Objectives: Determine feasibility, acceptability, and preliminary effects of the Palliative Care Social Worker-led ALIGN (Assessing & Listening to Individual Goals and Needs) intervention in older persons admitted to Skilled Nursing Facility (SNF) and their caregivers.
Design: A pilot pragmatic randomized stepped wedge design of ALIGN versus usual care in three SNFs.
Setting and Participants: One hundred and twenty older adults and caregivers (optional) with advanced medical illnesses.
Measures: Primary outcomes were feasibility and acceptability. We collected exploratory patient-/caregiver-centered outcomes at baseline and three months and conducted a medical record review at six months to assess documentation of Advance Directives (AD). We also collected exploratory health care utilization data, including hospitalizations, mortality, and hospice utilization.

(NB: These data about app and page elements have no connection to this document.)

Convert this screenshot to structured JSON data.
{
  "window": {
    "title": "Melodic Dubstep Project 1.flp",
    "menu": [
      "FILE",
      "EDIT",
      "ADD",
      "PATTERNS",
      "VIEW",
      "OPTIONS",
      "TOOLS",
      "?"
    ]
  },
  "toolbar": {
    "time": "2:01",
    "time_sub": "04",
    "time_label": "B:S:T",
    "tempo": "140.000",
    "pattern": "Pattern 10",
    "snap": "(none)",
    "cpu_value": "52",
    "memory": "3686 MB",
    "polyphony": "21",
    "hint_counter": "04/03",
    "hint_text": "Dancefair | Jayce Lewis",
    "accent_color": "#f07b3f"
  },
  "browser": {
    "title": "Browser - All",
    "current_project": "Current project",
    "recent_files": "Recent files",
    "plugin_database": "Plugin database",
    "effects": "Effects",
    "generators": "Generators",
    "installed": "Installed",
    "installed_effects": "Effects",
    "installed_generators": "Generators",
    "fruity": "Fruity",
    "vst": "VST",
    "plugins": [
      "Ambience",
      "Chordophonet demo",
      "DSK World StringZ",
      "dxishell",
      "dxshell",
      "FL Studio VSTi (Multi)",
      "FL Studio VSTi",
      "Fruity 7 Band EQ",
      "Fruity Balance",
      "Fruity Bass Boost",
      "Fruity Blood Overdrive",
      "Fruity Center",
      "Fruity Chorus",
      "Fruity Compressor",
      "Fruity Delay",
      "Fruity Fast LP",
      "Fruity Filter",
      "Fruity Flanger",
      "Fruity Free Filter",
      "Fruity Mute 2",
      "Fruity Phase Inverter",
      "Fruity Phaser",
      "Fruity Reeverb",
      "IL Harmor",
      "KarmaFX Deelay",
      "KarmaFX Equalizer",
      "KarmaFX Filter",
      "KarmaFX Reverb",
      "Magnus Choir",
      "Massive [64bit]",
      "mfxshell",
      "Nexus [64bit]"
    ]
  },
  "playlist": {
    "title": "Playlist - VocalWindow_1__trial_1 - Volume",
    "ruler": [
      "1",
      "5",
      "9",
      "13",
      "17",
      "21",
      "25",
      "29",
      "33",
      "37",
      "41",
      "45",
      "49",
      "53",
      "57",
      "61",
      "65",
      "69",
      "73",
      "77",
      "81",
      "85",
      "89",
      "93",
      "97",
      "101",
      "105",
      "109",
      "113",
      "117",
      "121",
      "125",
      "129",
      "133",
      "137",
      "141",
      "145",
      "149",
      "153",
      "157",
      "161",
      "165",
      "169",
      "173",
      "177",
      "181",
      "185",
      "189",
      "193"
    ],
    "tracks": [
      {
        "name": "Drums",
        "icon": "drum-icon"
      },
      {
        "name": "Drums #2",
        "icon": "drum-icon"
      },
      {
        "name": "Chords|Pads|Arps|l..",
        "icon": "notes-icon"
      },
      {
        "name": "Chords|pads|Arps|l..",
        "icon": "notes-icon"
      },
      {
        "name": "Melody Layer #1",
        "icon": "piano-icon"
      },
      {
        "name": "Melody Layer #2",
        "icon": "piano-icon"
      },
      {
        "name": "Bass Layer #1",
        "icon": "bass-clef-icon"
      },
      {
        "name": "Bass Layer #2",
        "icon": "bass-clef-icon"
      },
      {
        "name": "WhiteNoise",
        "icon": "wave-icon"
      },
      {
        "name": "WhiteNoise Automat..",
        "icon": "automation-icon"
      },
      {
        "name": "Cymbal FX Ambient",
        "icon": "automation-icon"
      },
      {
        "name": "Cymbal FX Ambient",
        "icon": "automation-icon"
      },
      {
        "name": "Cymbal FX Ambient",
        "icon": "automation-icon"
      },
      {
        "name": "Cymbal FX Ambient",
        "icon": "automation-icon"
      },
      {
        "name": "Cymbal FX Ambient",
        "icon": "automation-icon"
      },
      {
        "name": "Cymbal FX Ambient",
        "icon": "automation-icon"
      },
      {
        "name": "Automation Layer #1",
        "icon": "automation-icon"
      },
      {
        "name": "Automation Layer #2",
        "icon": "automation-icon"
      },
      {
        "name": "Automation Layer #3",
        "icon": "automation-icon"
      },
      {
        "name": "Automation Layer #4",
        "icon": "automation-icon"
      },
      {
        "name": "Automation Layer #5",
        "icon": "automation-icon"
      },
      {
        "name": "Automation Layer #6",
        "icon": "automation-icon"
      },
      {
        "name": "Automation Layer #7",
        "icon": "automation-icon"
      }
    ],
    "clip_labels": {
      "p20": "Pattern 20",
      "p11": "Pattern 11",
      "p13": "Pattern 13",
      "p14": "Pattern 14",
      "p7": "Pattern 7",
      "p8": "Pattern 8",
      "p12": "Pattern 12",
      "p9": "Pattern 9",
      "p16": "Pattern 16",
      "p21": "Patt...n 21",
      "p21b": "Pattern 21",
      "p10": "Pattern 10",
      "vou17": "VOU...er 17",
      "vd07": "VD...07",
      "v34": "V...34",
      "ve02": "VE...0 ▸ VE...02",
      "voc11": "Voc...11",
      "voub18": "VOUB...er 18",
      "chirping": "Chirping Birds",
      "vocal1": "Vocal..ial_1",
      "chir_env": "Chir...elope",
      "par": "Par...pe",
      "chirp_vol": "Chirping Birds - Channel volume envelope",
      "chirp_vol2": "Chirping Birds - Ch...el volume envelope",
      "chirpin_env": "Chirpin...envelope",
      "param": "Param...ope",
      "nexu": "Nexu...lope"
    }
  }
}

Results: Of 179 patients approached, 120 enrolled (60 ALIGN patients with 15 caregivers and 60 usual care patients and 21 caregivers). Four intervention patients refused ALIGN visits, 8 patients died or discharged before initial visit, and 48 intervention patients received ALIGN visits, with [about] 80% having caregivers participating in visits, regardless of caregiver study enrollment. Quantitative exploratory outcomes were not powered to detect a difference between groups. We found 91% of ALIGN patients had a completed AD in medical record compared to 39.6% of usual care patients (p < 0.001). Qualitative feedback from participants and SNF staff supported high acceptability and satisfaction with ALIGN.
Conclusion and Clinical Implications: A pragmatic trial of the ALIGN intervention is feasible and preliminary effects suggest ALIGN is effective in increasing AD documentation. Further research is warranted to understand effects on caregivers and health care utilization. The current model for SNF does not address the palliative care needs of patients. ALIGN has potential to be an effective, scalable, acceptable, and reproducible intervention to improve certain palliative care outcomes within subacute settings.